But all that doesn’t change the facts: Those glasses only display a fraction of the truth, a vague representation of what is. That damaged lens skews reality. That lens is our perspective.
We see pretty well...at times. But our view of the world is incurably twisted. It’s damaged, not by a stray rock or clumsy moment, but by our sin, our selfish interests and inherent flaws.
God’s lens is never cracked, never scratched. He sees everything the way it is. He reads every situation exactly the way it is. His evaluation of every heart is altogether true. His prescription for how to fix us, our neighbor, our country, and our sin problem is perfect. His perception, not our own, is the one we want to trust.
A picture is worth 1,000 words and yet it still cannot capture the splendor of the mountains, the beauty of a single desert blossom, or the wonder of a baby’s infectious laugh. If it could we wouldn’t take dozens of photos of the same things. We wouldn’t keep piles of albums and scores of digital files. One photo would do it. But it doesn’t because these things escape our cameras and our words.
How much more does the majesty of God defy our explanation? How much more does the glory of the Lord and the greatness of His works overwhelm our expressions? Our best efforts – though in and of themselves evidence of that glory – cannot come close to conveying to the reality of Christ, His kingdom, His heaven, His majesty. And when our tongues, our pens, our paints fall short when describing our Savior and King may we merely say, “All glory be to our God, who sits on the throne.” (Revelation 5:13)
A supermodel's job is to make clothes look good and show them off to the fullest extent. So our job as Christians (or little Christs) is to display Christ. Comparatively our job should be easy -- have you seen some of the hideous creations supermodels wear? We get to put perfect clothes, Christ's righteousness. His sinlessness covers our sinfulness, and our rags are exchanged for His glory.
With this in mind, it should become more important to take a deep breath and count to ten before we bawl out the service person who is doing anything but serving us. Knowing we are Christ's showcase should make it easier to accept being cut off in traffic or the line at the DMV. Remembering that God has chosen us to make His Son known to the world should prompt us to engage in our communities for His honor and glory.
After all we are Jesus' supermodels -- supermodels in training.
Psst!
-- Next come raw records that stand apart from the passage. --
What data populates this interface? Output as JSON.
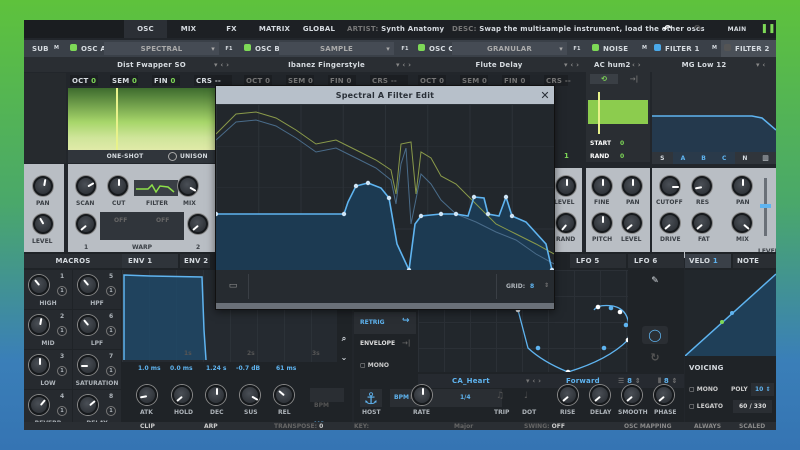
{
  "topbar": {
    "tabs": [
      "OSC",
      "MIX",
      "FX",
      "MATRIX",
      "GLOBAL"
    ],
    "artist_label": "ARTIST:",
    "artist": "Synth Anatomy",
    "desc_label": "DESC:",
    "desc": "Swap the multisample instrument, load the other oscs",
    "main_label": "MAIN"
  },
  "sub": {
    "label": "SUB",
    "mute": "M"
  },
  "osc_a": {
    "label": "OSC A",
    "type": "SPECTRAL",
    "fx": "F1",
    "preset": "Dist Fwapper SO",
    "oct": "0",
    "sem": "0",
    "fin": "0",
    "crs": "--",
    "mode": "ONE-SHOT",
    "unison": "UNISON"
  },
  "osc_b": {
    "label": "OSC B",
    "type": "SAMPLE",
    "fx": "F1",
    "preset": "Ibanez Fingerstyle",
    "oct": "0",
    "sem": "0",
    "fin": "0",
    "crs": "--"
  },
  "osc_c": {
    "label": "OSC C",
    "type": "GRANULAR",
    "fx": "F1",
    "preset": "Flute Delay",
    "oct": "0",
    "sem": "0",
    "fin": "0",
    "crs": "--",
    "voices": "1"
  },
  "field_labels": {
    "oct": "OCT",
    "sem": "SEM",
    "fin": "FIN",
    "crs": "CRS"
  },
  "noise": {
    "label": "NOISE",
    "mute": "M",
    "preset": "AC hum2",
    "start_label": "START",
    "start": "0",
    "rand_label": "RAND",
    "rand": "0"
  },
  "filter1": {
    "label": "FILTER 1",
    "mute": "M",
    "preset": "MG Low 12",
    "routes": [
      "S",
      "A",
      "B",
      "C",
      "N"
    ]
  },
  "filter2": {
    "label": "FILTER 2",
    "mute": "M"
  },
  "knobs": {
    "pan": "PAN",
    "level": "LEVEL",
    "scan": "SCAN",
    "cut": "CUT",
    "filter": "FILTER",
    "mix": "MIX",
    "warp": "WARP",
    "warp1": "1",
    "warp2": "2",
    "off": "OFF",
    "rand": "RAND",
    "fine": "FINE",
    "pitch": "PITCH",
    "cutoff": "CUTOFF",
    "res": "RES",
    "drive": "DRIVE",
    "fat": "FAT"
  },
  "popup": {
    "title": "Spectral A Filter Edit",
    "grid_label": "GRID:",
    "grid": "8"
  },
  "macros": {
    "title": "MACROS",
    "items": [
      {
        "label": "HIGH",
        "n": "1"
      },
      {
        "label": "HPF",
        "n": "5"
      },
      {
        "label": "MID",
        "n": "2"
      },
      {
        "label": "LPF",
        "n": "6"
      },
      {
        "label": "LOW",
        "n": "3"
      },
      {
        "label": "SATURATION",
        "n": "7"
      },
      {
        "label": "REVERB",
        "n": "4"
      },
      {
        "label": "DELAY",
        "n": "8"
      }
    ],
    "badge": "1"
  },
  "env": {
    "tabs": [
      "ENV 1",
      "ENV 2"
    ],
    "time_marks": [
      "1s",
      "2s",
      "3s"
    ],
    "values": [
      "1.0 ms",
      "0.0 ms",
      "1.24 s",
      "-0.7 dB",
      "61 ms"
    ],
    "knobs": [
      "ATK",
      "HOLD",
      "DEC",
      "SUS",
      "REL"
    ],
    "bpm": "BPM",
    "ms": "MS"
  },
  "lfo": {
    "tabs": [
      "LFO 5",
      "LFO 6"
    ],
    "retrig": "RETRIG",
    "envelope": "ENVELOPE",
    "mono": "MONO",
    "shape": "CA_Heart",
    "direction": "Forward",
    "grid_x": "8",
    "grid_y": "8",
    "host": "HOST",
    "bpm": "BPM",
    "hz": "HZ",
    "rate_value": "1/4",
    "knobs": [
      "RATE",
      "TRIP",
      "DOT",
      "RISE",
      "DELAY",
      "SMOOTH",
      "PHASE"
    ]
  },
  "velo": {
    "tabs": [
      "VELO",
      "NOTE"
    ],
    "badge": "1"
  },
  "voicing": {
    "title": "VOICING",
    "mono": "MONO",
    "poly_label": "POLY",
    "poly": "10",
    "legato": "LEGATO",
    "voices": "60 / 330"
  },
  "footer": {
    "clip": "CLIP",
    "arp": "ARP",
    "transpose_label": "TRANSPOSE:",
    "transpose": "0",
    "key_label": "KEY:",
    "scale": "Major",
    "swing_label": "SWING:",
    "swing": "OFF",
    "osc_mapping": "OSC MAPPING",
    "always": "ALWAYS",
    "scaled": "SCALED"
  },
  "colors": {
    "accent": "#5fb4f0",
    "osc_led": "#7ed957",
    "panel": "#22262b",
    "light_panel": "#b9bec4"
  }
}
Don't tell the supermodels, but... (whisper) they are there to make the clothes look good, not vice versa. Clothes are not designed for the model. The model is selected for the clothes.
When we speak of clothes spiritually, we are talking about righteousness or unrighteous. And our clothes are filthy rags (Isaiah 64:6). Our deeds are evil. Our thoughts are impure. Our attitudes are selfish. Those are the clothes that "match" us. The problem is rags can't get us in to see the King and they keep us from having a relationship with Him. This relationship is precisely what the King created us to have. Yet, we are not even worthy to enter His presence.
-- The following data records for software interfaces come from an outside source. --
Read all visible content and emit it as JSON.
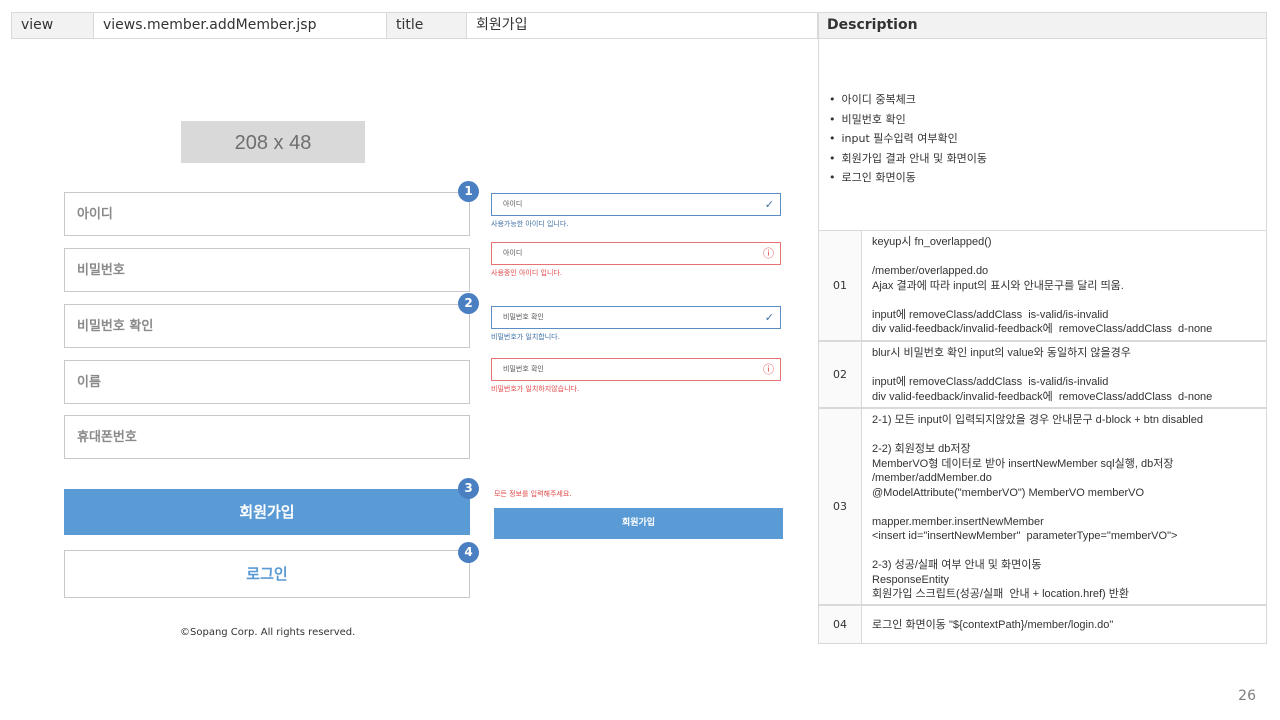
{
  "header": {
    "view_label": "view",
    "view_value": "views.member.addMember.jsp",
    "title_label": "title",
    "title_value": "회원가입",
    "description_label": "Description"
  },
  "form": {
    "logo_placeholder": "208 x 48",
    "fields": [
      "아이디",
      "비밀번호",
      "비밀번호 확인",
      "이름",
      "휴대폰번호"
    ],
    "join_button": "회원가입",
    "login_button": "로그인",
    "copyright": "©Sopang Corp. All rights reserved."
  },
  "badges": [
    "1",
    "2",
    "3",
    "4"
  ],
  "validation": {
    "id_valid_value": "아이디",
    "id_valid_msg": "사용가능한 아이디 입니다.",
    "id_invalid_value": "아이디",
    "id_invalid_msg": "사용중인 아이디 입니다.",
    "pw_valid_value": "비밀번호 확인",
    "pw_valid_msg": "비밀번호가 일치합니다.",
    "pw_invalid_value": "비밀번호 확인",
    "pw_invalid_msg": "비밀번호가 일치하지않습니다.",
    "all_required_msg": "모든 정보를 입력해주세요.",
    "join_button_small": "회원가입",
    "valid_icon": "check-icon",
    "invalid_icon": "error-circle-icon"
  },
  "description": {
    "bullets": [
      "아이디 중복체크",
      "비밀번호 확인",
      "input 필수입력 여부확인",
      "회원가입 결과 안내 및 화면이동",
      "로그인 화면이동"
    ],
    "rows": [
      {
        "num": "01",
        "text": "keyup시 fn_overlapped()\n\n/member/overlapped.do\nAjax 결과에 따라 input의 표시와 안내문구를 달리 띄움.\n\ninput에 removeClass/addClass  is-valid/is-invalid\ndiv valid-feedback/invalid-feedback에  removeClass/addClass  d-none"
      },
      {
        "num": "02",
        "text": "blur시 비밀번호 확인 input의 value와 동일하지 않을경우\n\ninput에 removeClass/addClass  is-valid/is-invalid\ndiv valid-feedback/invalid-feedback에  removeClass/addClass  d-none"
      },
      {
        "num": "03",
        "text": "2-1) 모든 input이 입력되지않았을 경우 안내문구 d-block + btn disabled\n\n2-2) 회원정보 db저장\nMemberVO형 데이터로 받아 insertNewMember sql실행, db저장\n/member/addMember.do\n@ModelAttribute(\"memberVO\") MemberVO memberVO\n\nmapper.member.insertNewMember\n<insert id=\"insertNewMember\"  parameterType=\"memberVO\">\n\n2-3) 성공/실패 여부 안내 및 화면이동\nResponseEntity\n회원가입 스크립트(성공/실패  안내 + location.href) 반환"
      },
      {
        "num": "04",
        "text": "로그인 화면이동 \"${contextPath}/member/login.do\""
      }
    ]
  },
  "page_number": "26",
  "colors": {
    "accent": "#5b9bd5",
    "badge": "#4a7fc1",
    "valid": "#3d6fa5",
    "invalid": "#e04848"
  }
}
So, His Son, Jesus Christ, whose robes are holy and pure, came to our wicked world and lived a flawless life. His clothes were never stained by sin, yet He died a sinner's death by execution on a cross. The Lord of Creation was buried in a tomb. Until three days later He rose again. Death had no authority over Him because death is the wage of sin. Having never sinned, Christ took our punishment on Himself and paid it in full. Having done everything His Father commanded Him, Christ was able to provide His righteous robes (Isiaah 61:10) to me and you and as many as would believe in Him so that we may live in relationship with God, forever.
Next time you see a supermodel, maybe think about the Only Real Supermodel -- Jesus Christ the righteous (1 John 2:1).
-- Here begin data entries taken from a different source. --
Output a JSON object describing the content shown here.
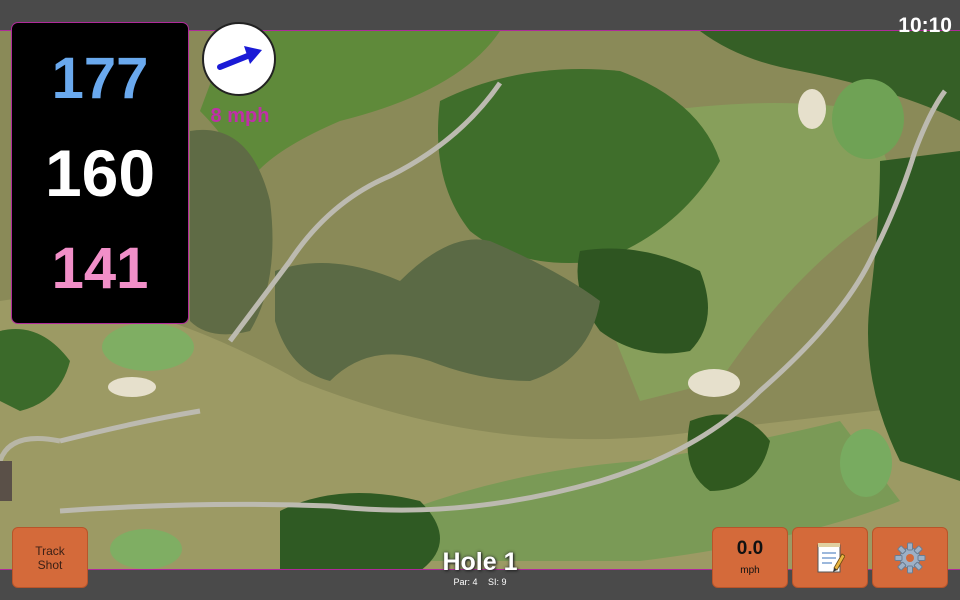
{
  "status_bar": {
    "clock": "10:10"
  },
  "distances": {
    "back": "177",
    "middle": "160",
    "front": "141"
  },
  "wind": {
    "speed": "8 mph",
    "direction_icon": "arrow-icon",
    "arrow_color": "#1a1ad6"
  },
  "hole": {
    "title": "Hole 1",
    "par": "Par: 4",
    "stroke_index": "SI: 9"
  },
  "buttons": {
    "track_shot": "Track\nShot",
    "speed_value": "0.0",
    "speed_unit": "mph",
    "notes_icon": "notepad-icon",
    "settings_icon": "gear-icon"
  },
  "colors": {
    "back_distance": "#6aa9ee",
    "middle_distance": "#ffffff",
    "front_distance": "#f18fc8",
    "button": "#d46a3a",
    "accent": "#b02a9a"
  }
}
Come with me as we grow in fellowship with each other and our Savior to whom belongs the Amazing Escape from sin and death and the Amazing Journey into glorious life.